Ever since the reemergence of Shane McMahon back in January, countless reports, rumors and speculation swirled around the corporate structure backstage in WWE, specifically surrounding Shane, Vince and Stephanie McMahon, and Triple H. For the most part, notions of any power struggle have largely subsided. Vince remains the ultimate decision-maker, Shane is strictly an on-screen performer with a salary that reflects it and Triple H and Stephanie are still in line to take over the business.
All that being said, Vince and Triple H, while productively engaged in a transition period, still share different visions of what the WWE should be. That’s most evident in the brands they’re in charge of. Vince has final say over all main-roster decisions, with Triple H exercising full autonomy over NXT. Since becoming a weekly offering on the WWE Network, the company’s developmental brand displays distinct differences in how it’s presented. NXT delivers shorter promos, arguably better matches, and vastly more freedom for the announce team.
Through logical deduction, fans have envisioned that style of sports entertainment transitioning to the main roster whenever the day comes that Vince steps down and Triple H assumes control of creative. Until that day comes, however, Vince’s word is final no matter what anyone, including his son-in-law, might say.
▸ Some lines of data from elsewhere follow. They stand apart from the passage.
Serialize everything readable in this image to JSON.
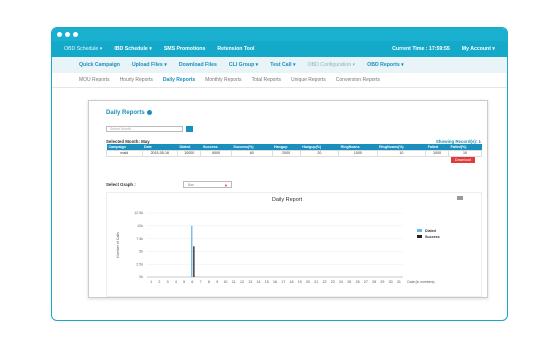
{
  "nav_main": {
    "items": [
      {
        "label": "OBD Schedule ▾",
        "dim": true
      },
      {
        "label": "IBD Schedule ▾",
        "dim": false
      },
      {
        "label": "SMS Promotions",
        "dim": false
      },
      {
        "label": "Retension Tool",
        "dim": false
      }
    ],
    "current_time": "Current Time : 17:59:55",
    "account": "My Account ▾"
  },
  "nav_sub": {
    "items": [
      {
        "label": "Quick Campaign",
        "dim": false
      },
      {
        "label": "Upload Files ▾",
        "dim": false
      },
      {
        "label": "Download Files",
        "dim": false
      },
      {
        "label": "CLI Group ▾",
        "dim": false
      },
      {
        "label": "Test Call ▾",
        "dim": false
      },
      {
        "label": "OBD Configuration ▾",
        "dim": true
      },
      {
        "label": "OBD Reports ▾",
        "dim": false
      }
    ]
  },
  "nav_reports": {
    "items": [
      {
        "label": "MOU Reports",
        "active": false
      },
      {
        "label": "Hourly Reports",
        "active": false
      },
      {
        "label": "Daily Reports",
        "active": true
      },
      {
        "label": "Monthly Reports",
        "active": false
      },
      {
        "label": "Total Reports",
        "active": false
      },
      {
        "label": "Unique Reports",
        "active": false
      },
      {
        "label": "Conversion Reports",
        "active": false
      }
    ]
  },
  "panel": {
    "title": "Daily Reports",
    "search_placeholder": "Select Month",
    "selected_month": "Selected Month: May",
    "showing_records": "Showing Record(s): 1",
    "download_label": "Download",
    "select_graph_label": "Select Graph :",
    "select_graph_value": "Bar"
  },
  "table": {
    "headers": [
      "Campaign",
      "Date",
      "Dialed",
      "Success",
      "Success(%)",
      "Hangup",
      "Hangup(%)",
      "RingNoans",
      "RingNoans(%)",
      "Failed",
      "Failed(%)"
    ],
    "rows": [
      [
        "maid",
        "2015-05-16",
        "10000",
        "6000",
        "60",
        "2000",
        "20",
        "1000",
        "10",
        "1000",
        "10"
      ]
    ]
  },
  "chart_data": {
    "type": "bar",
    "title": "Daily Report",
    "ylabel": "Number of Calls",
    "xlabel": "Date (in numbers)",
    "ylim": [
      0,
      12500
    ],
    "yticks": [
      "0k",
      "2.5k",
      "5k",
      "7.5k",
      "10k",
      "12.5k"
    ],
    "categories": [
      "1",
      "2",
      "3",
      "4",
      "5",
      "6",
      "7",
      "8",
      "9",
      "10",
      "11",
      "12",
      "13",
      "14",
      "15",
      "16",
      "17",
      "18",
      "19",
      "20",
      "21",
      "22",
      "23",
      "24",
      "25",
      "26",
      "27",
      "28",
      "29",
      "30",
      "31"
    ],
    "series": [
      {
        "name": "Dialed",
        "color": "#6db6e6",
        "values": [
          0,
          0,
          0,
          0,
          0,
          10000,
          0,
          0,
          0,
          0,
          0,
          0,
          0,
          0,
          0,
          0,
          0,
          0,
          0,
          0,
          0,
          0,
          0,
          0,
          0,
          0,
          0,
          0,
          0,
          0,
          0
        ]
      },
      {
        "name": "Success",
        "color": "#222222",
        "values": [
          0,
          0,
          0,
          0,
          0,
          6000,
          0,
          0,
          0,
          0,
          0,
          0,
          0,
          0,
          0,
          0,
          0,
          0,
          0,
          0,
          0,
          0,
          0,
          0,
          0,
          0,
          0,
          0,
          0,
          0,
          0
        ]
      }
    ],
    "legend": "right",
    "grid": true
  },
  "colors": {
    "accent": "#1ab0cf",
    "link": "#1a8fbd",
    "danger": "#e23b3b"
  }
}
As it happens, the most recent example of their creative differences clashing came to light last Sunday at WWE’s most recent pay-per-view, Money In The Bank.
As previously noted, Roman Reigns was recently suspended for violating the WWE Talent Wellness Policy, taking him off programming for 30 days. And as the Inquisitr reported earlier this week, Vince and other WWE officials were aware of Reigns’ failed test even before Money In The Bank. Roman still defended his WWE World Heavyweight Championship against Seth Rollins, but more surprisingly, he remained in the booking of the Battleground triple threat with Rollins and Ambrose. Taking the title off of Reigns was deemed a necessity, but giving it to Ambrose was a last-minute decision, made perhaps as late as the actual day of the event.
How the title switch came about became a point of contention between Vince McMahon and Triple, according to Ringside News. Triple H was pushing for Ambrose to cash-in his Money in the Bank contract during the actual match between Reigns and Rollins. Hunter did not seem to care who Ambrose would eventually pin. The basis of his argument was to have The Lunatic Fringe beat both of the main event participants, perhaps as a seed-planter in an eventual triple threat rematch. Vince had other ideas, however.
The way things played out at Money In The Bank was Vince’s final verdict. The chairman decreed that Reigns should be pinned clean, as punishment for failing the Wellness test. With the final decision to give the belt to Ambrose made, it then was clear and apparent that he would have to pin Rollins shortly after Seth’s victory. With each passing day, it’s become more clear that making the title change was more due to the violation rather than the poor live event attendance at shows where Reigns was the headliner. It certainly helped Ambrose’s case that the shows he led were doing similar numbers to Roman’s, but the failed drug test sealed their fates.
Vince recently gave Triple H the green light in regards to promoting NXT talent to the main roster, but that doesn’t necessarily mean that Mr. McMahon will let The Game call the shots in the big leagues. Title reigns are always interesting to follow, but this one especially, as the Inquisitr recently reported that Ambrose’s could end as early as Battleground. Whether Triple H will have any say in that remains to be seen, especially with a bigger focus about to be placed on new talent as the brand extension nears.
[Image via WWE]